Being human cannot be borne alone. We need other presences. We need soft night noises—a mother speaking downstairs, a grandfather rumbling in response, cars swishing past on Philadelphia Avenue and their headlights wheeling about the room. We need the little clicks and sighs of a sustaining otherness.
John Updike describes the comforting “clicks and sighs” of the presence of others in our lives, our awareness of parents talking quietly downstairs, or brothers murmuring in the next room, traffic on Colby cruising to a stoplight.
Jesus’ appearances after his resurrection are that kind of presence. Not only does he speak peace to his friends, he appears unannounced as if the dead regularly materialize in our living rooms, urging calm and trust.
My favorite story is of the disciples coasting close to shore where Jesus has prepared a small fire on the beach. He is grilling a few fish and some bread. (Jn 21) He calls to them to come closer, tells them where they’ll find more fish, and once they’ve beached their boat, to bring more fish to the fire. They don’t even recognize him at first. And then they’re astonished. You can imagine the smoke blown into the hills behind him, the welcome warmth in the chill salty air, and the fatigue—not only from a night of fishing, but another whole net full of fish pulled in as they arrive.
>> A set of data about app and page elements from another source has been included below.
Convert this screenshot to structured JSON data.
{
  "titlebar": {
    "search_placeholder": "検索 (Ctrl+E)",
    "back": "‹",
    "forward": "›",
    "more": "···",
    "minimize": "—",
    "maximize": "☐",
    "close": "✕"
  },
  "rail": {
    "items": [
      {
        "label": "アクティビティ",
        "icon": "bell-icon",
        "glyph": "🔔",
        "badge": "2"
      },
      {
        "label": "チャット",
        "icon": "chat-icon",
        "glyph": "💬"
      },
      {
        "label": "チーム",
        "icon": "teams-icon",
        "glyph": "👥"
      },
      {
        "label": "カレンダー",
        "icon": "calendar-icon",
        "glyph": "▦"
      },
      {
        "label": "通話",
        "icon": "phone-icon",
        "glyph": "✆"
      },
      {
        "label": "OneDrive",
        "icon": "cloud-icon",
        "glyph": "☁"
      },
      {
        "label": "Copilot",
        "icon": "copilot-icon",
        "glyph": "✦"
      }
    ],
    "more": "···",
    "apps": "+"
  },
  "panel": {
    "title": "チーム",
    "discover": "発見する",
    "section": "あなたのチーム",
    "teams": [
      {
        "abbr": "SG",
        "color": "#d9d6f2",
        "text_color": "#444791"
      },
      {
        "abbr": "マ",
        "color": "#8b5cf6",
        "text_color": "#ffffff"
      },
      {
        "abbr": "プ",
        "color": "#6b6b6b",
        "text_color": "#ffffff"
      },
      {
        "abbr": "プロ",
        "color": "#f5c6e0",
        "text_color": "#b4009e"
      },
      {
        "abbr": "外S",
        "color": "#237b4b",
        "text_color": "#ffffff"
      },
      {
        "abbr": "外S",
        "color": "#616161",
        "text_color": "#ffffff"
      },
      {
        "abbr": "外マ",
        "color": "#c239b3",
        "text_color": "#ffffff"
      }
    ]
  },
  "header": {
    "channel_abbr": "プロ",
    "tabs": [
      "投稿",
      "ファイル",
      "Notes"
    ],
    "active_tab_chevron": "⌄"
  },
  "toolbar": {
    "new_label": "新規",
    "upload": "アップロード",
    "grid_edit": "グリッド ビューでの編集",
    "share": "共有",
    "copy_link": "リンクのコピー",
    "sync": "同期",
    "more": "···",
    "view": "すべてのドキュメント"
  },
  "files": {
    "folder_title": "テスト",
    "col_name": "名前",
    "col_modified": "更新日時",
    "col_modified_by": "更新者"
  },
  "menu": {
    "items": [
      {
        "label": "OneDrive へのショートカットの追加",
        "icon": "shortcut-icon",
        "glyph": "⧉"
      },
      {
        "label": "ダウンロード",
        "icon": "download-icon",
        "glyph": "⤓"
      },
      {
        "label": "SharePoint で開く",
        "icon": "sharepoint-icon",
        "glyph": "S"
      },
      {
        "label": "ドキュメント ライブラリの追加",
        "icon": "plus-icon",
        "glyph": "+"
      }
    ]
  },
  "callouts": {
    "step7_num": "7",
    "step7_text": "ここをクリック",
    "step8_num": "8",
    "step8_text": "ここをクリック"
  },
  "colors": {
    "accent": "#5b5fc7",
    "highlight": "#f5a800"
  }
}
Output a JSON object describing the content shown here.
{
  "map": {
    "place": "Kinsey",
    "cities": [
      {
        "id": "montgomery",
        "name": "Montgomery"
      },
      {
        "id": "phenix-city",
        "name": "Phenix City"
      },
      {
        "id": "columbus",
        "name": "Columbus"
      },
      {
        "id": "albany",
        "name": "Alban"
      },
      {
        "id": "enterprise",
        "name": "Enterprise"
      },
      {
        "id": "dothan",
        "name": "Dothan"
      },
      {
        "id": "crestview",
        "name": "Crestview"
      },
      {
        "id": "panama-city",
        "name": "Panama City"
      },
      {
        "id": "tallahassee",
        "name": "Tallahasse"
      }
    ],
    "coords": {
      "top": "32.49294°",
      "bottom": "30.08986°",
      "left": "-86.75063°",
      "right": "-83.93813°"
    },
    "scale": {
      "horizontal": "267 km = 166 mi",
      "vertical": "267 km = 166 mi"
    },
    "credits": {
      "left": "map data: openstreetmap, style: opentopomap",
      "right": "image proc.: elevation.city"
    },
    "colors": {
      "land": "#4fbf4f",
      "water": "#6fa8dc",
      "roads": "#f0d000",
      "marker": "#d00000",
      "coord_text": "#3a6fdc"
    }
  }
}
So schooled was I to expect Jesus’ return at any hour of any day, one Sunday night before evening church I thought I saw him standing near a staircase in a brilliant white robe, light shining round about him. I thought Jesus had returned! A second later I realized it was just the pastor in his white baptismal robe standing under a 100-watt light bulb.
So much for peace and presence. I was taught that the Lord might return just this way, all of a sudden, in the middle of a football game or church picnic, and especially in spectacular sunsets over Hat Island. Anticipation overran my imagination.
I grew up with a “Jesus-and-me” complex, a relationship so tight that I always felt him at my side, walking in the fields together. Years later when this assurance had faded, I began to realize the limitations of my naïve familiarity and the millennia that already distanced believers from its magic. At the same time, there was an other-worldliness to the ways I discovered we can still expect the Mysteries of God in our lives. The soft night voices of those we love, the reflection of the back porch light, phrases of music suddenly distinct when the furnace shuts down, the gifts of clean sheets and hopes for tomorrow.
It may not be grilled fish on a rocky beach, but the fragrance of coffee and toast in the kitchen. These little clicks and sighs of a sustaining otherness still speak to us of the love that will never let us go.
Rev. Cathy Fransson blogs at SpiritStones.net, and sees individuals for spiritual direction